(Component data from apps and pages)
########

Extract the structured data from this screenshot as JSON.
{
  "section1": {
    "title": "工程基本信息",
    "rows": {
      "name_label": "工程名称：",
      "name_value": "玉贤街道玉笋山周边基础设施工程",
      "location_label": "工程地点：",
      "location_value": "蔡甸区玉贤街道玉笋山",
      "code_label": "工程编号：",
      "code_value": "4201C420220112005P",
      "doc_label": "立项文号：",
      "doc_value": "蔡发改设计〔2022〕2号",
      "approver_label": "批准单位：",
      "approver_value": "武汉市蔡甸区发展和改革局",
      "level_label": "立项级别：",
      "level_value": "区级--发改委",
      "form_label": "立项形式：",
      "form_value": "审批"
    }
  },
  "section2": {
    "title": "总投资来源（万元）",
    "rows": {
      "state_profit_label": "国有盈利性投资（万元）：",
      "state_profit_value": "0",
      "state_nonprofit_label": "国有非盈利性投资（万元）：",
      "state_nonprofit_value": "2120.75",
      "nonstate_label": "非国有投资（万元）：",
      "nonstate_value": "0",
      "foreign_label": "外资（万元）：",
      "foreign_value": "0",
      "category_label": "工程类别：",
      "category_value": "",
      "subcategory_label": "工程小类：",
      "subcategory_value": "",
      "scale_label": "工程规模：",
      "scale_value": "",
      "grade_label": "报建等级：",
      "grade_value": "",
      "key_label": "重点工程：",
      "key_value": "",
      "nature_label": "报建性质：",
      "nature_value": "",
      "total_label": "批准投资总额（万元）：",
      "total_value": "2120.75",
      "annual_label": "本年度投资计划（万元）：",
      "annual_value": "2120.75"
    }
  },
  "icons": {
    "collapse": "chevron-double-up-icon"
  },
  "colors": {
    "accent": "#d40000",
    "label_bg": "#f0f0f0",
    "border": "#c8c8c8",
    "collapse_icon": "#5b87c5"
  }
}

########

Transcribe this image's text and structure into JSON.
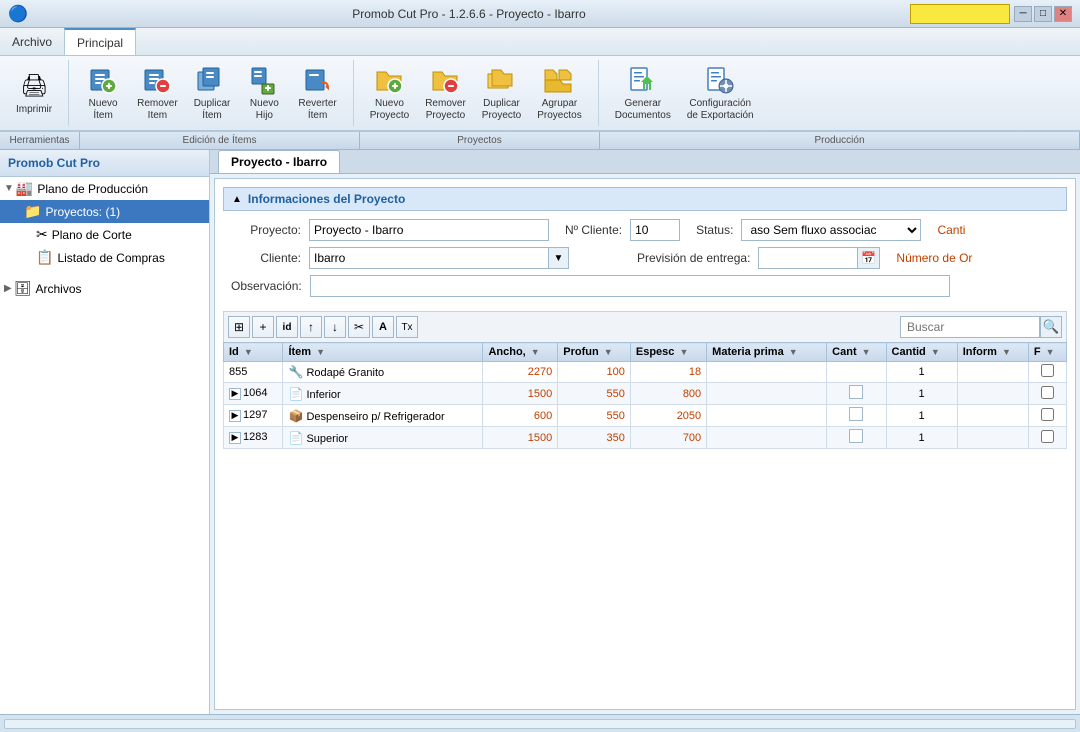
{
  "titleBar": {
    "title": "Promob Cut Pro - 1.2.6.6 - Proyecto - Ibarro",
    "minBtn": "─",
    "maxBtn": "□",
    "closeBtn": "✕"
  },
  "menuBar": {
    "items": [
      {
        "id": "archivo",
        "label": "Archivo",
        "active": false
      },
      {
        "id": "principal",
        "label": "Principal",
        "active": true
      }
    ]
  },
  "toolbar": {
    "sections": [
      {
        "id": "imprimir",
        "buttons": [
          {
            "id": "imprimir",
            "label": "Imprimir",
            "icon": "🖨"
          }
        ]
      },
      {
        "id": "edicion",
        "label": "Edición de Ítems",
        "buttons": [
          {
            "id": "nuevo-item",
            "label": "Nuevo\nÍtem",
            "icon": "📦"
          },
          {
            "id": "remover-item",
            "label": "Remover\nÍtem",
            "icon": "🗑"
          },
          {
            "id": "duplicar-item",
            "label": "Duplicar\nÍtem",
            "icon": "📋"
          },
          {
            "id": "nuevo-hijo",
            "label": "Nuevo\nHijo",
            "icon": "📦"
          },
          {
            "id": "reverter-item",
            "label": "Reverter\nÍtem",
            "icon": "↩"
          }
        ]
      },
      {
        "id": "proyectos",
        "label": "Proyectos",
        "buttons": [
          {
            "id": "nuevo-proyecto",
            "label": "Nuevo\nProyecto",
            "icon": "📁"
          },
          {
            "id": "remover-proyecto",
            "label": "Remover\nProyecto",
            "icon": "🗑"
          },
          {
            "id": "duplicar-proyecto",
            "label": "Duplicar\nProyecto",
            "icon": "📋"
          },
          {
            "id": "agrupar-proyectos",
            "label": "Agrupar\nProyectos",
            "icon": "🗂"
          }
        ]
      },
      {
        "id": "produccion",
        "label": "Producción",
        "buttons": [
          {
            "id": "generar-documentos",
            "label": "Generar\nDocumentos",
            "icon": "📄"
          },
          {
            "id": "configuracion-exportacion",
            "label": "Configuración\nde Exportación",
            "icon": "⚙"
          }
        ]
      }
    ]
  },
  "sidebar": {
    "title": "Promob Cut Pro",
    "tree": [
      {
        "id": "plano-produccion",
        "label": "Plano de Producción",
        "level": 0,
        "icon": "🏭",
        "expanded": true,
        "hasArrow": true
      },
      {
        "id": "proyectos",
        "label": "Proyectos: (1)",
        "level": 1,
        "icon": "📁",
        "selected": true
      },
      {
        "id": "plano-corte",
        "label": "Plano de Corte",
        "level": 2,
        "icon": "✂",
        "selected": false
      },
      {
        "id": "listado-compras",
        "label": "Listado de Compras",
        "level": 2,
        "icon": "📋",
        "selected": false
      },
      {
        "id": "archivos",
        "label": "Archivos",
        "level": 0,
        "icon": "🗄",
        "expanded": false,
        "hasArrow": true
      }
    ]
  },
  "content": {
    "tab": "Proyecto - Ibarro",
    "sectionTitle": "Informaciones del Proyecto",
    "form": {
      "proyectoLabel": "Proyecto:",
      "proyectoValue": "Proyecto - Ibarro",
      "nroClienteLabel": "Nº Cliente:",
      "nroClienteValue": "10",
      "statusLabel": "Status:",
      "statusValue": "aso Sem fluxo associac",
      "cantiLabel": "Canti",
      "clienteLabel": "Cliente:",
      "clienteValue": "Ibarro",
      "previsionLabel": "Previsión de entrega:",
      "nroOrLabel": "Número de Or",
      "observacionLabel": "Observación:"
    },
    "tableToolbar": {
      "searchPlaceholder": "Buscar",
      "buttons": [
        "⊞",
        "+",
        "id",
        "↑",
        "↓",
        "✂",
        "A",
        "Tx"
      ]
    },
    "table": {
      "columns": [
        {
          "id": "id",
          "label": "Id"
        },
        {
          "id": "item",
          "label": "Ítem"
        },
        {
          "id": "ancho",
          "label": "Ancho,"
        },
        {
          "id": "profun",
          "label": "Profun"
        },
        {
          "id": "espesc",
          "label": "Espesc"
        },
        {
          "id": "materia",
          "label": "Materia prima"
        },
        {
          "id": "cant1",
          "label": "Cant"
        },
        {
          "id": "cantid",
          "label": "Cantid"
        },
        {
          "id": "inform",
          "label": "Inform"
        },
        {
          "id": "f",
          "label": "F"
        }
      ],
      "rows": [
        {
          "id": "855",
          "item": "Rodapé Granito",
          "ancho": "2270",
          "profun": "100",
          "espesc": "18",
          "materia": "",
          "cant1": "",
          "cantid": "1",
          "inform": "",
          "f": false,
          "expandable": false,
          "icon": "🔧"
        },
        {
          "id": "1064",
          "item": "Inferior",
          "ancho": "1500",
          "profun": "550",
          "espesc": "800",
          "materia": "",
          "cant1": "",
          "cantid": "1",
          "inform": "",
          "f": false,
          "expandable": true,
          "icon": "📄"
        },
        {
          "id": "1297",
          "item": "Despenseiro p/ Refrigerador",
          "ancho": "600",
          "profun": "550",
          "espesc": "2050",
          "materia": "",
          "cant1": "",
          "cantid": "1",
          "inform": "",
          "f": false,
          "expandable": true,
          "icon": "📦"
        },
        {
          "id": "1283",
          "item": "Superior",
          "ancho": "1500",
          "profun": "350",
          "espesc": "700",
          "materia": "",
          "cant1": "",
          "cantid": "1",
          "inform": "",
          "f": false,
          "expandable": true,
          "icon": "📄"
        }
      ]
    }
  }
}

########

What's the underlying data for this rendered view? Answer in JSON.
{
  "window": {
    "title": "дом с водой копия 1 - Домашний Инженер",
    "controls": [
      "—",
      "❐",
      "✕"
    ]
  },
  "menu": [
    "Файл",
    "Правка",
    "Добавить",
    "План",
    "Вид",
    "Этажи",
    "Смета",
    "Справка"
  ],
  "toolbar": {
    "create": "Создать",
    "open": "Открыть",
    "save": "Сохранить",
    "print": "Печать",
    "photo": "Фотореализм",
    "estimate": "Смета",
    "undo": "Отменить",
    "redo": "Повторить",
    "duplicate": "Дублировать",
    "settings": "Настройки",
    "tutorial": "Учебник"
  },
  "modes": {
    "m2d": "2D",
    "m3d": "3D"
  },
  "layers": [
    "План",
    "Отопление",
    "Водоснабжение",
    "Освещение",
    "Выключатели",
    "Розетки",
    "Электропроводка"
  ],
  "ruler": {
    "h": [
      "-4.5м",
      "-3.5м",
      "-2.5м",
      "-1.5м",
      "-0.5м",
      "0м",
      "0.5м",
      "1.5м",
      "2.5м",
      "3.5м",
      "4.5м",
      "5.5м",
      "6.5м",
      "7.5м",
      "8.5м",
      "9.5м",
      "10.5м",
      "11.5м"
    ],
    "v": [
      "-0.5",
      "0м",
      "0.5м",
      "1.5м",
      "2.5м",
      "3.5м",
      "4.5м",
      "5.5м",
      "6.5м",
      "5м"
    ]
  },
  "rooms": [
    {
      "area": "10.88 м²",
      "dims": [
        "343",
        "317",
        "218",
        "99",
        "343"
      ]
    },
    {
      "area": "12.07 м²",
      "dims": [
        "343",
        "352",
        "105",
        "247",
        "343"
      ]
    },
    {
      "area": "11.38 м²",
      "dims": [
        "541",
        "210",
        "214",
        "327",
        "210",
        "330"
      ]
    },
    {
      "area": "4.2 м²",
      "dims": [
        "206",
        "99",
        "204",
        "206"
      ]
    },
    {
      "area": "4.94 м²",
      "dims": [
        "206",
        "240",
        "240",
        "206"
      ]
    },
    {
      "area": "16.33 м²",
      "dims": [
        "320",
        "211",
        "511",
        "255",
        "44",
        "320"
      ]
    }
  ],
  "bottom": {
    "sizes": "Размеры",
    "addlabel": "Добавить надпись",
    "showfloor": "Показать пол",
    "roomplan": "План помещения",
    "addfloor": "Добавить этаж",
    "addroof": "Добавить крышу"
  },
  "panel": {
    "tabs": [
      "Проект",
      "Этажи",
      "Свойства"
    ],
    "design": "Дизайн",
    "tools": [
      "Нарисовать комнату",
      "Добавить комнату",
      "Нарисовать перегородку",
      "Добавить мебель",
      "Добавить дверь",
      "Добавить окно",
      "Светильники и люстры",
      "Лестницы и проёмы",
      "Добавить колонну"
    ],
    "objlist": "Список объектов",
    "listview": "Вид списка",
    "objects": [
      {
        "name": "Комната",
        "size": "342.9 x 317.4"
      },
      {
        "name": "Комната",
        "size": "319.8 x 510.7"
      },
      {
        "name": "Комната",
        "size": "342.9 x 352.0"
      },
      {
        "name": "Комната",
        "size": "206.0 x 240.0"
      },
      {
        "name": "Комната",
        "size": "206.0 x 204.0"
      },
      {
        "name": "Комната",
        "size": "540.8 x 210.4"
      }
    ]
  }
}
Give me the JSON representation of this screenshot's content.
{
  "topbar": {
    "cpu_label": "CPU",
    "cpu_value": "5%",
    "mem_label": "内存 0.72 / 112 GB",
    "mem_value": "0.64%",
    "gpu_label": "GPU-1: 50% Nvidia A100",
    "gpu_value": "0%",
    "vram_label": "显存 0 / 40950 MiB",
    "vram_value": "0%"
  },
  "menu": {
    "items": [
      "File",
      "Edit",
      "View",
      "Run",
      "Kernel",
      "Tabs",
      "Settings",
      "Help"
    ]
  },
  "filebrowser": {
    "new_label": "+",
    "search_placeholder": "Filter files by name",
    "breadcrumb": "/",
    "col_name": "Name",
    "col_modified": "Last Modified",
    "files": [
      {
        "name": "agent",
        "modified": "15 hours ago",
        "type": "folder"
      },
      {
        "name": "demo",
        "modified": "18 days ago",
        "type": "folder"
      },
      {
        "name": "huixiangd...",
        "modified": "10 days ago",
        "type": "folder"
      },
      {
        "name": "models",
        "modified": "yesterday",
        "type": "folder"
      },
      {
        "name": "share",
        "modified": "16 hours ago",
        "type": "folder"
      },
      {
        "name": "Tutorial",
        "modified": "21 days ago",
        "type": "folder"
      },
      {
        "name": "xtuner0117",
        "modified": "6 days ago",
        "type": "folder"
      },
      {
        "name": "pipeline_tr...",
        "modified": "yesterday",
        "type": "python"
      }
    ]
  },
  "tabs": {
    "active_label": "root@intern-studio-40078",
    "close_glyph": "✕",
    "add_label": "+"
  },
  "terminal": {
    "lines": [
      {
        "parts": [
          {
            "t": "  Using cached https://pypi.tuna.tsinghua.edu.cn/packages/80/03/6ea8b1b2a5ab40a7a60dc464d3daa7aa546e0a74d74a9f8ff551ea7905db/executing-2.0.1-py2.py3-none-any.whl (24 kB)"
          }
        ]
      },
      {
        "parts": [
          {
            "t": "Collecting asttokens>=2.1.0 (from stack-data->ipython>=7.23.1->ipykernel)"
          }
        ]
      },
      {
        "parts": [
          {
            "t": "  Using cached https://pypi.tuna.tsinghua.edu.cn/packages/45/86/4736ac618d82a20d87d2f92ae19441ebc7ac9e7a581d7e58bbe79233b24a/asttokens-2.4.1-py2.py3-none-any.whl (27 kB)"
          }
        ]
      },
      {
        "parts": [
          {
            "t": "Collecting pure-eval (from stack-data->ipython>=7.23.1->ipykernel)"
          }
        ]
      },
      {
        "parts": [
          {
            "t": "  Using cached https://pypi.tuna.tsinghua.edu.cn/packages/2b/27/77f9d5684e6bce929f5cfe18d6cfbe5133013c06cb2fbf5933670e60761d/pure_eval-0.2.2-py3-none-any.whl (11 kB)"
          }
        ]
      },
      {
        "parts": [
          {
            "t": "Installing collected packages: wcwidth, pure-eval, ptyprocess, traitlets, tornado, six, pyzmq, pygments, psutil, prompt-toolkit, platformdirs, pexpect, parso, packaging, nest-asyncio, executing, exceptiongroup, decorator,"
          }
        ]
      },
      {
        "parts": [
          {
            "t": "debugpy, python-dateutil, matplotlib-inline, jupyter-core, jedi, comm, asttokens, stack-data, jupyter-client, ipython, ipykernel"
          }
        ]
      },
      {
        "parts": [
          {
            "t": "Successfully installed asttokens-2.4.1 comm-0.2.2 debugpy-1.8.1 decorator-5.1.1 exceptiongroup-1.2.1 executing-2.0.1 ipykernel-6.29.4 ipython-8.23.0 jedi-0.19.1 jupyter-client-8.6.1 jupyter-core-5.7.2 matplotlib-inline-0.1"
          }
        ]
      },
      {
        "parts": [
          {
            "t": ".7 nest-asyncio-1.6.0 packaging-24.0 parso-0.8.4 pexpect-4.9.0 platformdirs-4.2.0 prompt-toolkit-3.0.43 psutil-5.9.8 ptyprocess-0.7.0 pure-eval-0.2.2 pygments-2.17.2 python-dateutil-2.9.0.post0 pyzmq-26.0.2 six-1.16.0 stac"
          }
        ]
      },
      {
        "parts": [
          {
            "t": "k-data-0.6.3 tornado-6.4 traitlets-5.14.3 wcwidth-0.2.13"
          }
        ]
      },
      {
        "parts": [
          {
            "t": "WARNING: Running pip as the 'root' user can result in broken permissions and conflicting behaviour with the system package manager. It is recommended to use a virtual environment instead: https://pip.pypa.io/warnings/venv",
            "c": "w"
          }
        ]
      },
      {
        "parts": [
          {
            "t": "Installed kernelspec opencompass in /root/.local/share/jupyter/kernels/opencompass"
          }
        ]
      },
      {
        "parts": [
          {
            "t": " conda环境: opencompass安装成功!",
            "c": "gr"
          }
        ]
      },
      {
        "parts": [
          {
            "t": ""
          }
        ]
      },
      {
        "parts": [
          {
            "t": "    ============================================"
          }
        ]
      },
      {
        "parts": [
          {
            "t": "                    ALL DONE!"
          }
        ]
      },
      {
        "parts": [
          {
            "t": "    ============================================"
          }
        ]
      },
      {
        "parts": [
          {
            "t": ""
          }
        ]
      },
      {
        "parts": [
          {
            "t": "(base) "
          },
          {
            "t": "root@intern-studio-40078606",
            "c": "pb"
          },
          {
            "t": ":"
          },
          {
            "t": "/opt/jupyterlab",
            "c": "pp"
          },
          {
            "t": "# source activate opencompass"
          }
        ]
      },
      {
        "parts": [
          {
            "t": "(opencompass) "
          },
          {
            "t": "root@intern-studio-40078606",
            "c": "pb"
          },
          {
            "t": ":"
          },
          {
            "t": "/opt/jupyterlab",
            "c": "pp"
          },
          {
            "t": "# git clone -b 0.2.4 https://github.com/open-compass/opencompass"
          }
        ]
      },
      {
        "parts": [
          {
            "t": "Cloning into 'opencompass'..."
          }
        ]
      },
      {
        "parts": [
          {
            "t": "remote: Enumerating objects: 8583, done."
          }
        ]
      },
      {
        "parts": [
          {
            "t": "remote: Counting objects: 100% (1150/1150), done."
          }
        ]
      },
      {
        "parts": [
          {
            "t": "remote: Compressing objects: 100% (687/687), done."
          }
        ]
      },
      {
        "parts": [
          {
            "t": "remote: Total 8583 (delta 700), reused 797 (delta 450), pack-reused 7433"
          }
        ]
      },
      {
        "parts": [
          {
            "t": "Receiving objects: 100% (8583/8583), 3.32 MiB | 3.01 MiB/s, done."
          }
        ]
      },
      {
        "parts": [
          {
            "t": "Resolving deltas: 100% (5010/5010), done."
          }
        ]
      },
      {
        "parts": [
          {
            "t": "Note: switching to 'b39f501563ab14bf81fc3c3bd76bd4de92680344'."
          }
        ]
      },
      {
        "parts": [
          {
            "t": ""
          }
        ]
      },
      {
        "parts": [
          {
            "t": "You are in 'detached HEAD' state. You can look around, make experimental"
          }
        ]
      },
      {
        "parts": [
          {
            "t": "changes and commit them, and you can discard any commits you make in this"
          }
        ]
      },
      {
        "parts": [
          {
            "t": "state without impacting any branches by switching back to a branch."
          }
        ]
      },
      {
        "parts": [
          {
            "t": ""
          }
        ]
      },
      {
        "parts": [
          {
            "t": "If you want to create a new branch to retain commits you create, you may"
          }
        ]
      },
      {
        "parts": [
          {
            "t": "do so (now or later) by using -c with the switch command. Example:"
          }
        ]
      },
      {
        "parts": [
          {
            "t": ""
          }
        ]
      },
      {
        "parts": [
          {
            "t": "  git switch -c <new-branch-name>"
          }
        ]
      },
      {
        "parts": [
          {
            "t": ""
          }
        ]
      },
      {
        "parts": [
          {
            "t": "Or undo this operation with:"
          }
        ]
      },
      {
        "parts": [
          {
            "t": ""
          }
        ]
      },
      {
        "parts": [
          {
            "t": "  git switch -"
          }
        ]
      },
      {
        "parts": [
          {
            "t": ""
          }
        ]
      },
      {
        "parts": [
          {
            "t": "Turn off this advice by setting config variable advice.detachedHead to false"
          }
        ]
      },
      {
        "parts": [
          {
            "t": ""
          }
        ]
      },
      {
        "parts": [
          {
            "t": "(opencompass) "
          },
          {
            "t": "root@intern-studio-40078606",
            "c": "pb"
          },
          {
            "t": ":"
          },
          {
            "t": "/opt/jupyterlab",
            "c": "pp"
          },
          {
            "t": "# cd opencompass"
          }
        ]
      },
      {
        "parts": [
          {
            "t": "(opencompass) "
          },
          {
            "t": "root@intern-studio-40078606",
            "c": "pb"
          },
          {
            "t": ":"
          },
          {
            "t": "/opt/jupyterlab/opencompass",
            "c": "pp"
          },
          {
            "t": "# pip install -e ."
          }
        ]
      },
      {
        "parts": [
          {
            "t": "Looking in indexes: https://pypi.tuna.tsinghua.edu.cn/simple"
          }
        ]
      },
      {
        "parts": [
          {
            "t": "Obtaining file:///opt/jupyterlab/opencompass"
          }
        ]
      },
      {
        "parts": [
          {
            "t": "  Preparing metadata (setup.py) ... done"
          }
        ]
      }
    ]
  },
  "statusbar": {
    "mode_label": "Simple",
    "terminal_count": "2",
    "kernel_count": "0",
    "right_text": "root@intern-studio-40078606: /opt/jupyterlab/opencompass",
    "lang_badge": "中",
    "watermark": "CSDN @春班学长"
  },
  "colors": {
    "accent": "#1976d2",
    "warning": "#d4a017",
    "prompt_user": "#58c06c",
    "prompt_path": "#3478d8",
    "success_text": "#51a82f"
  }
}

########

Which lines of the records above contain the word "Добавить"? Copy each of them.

#### Answer area:
    "Добавить",
    "addlabel": "Добавить надпись",
    "addfloor": "Добавить этаж",
    "addroof": "Добавить крышу"
      "Добавить комнату",
      "Добавить мебель",
      "Добавить дверь",
      "Добавить окно",
      "Добавить колонну"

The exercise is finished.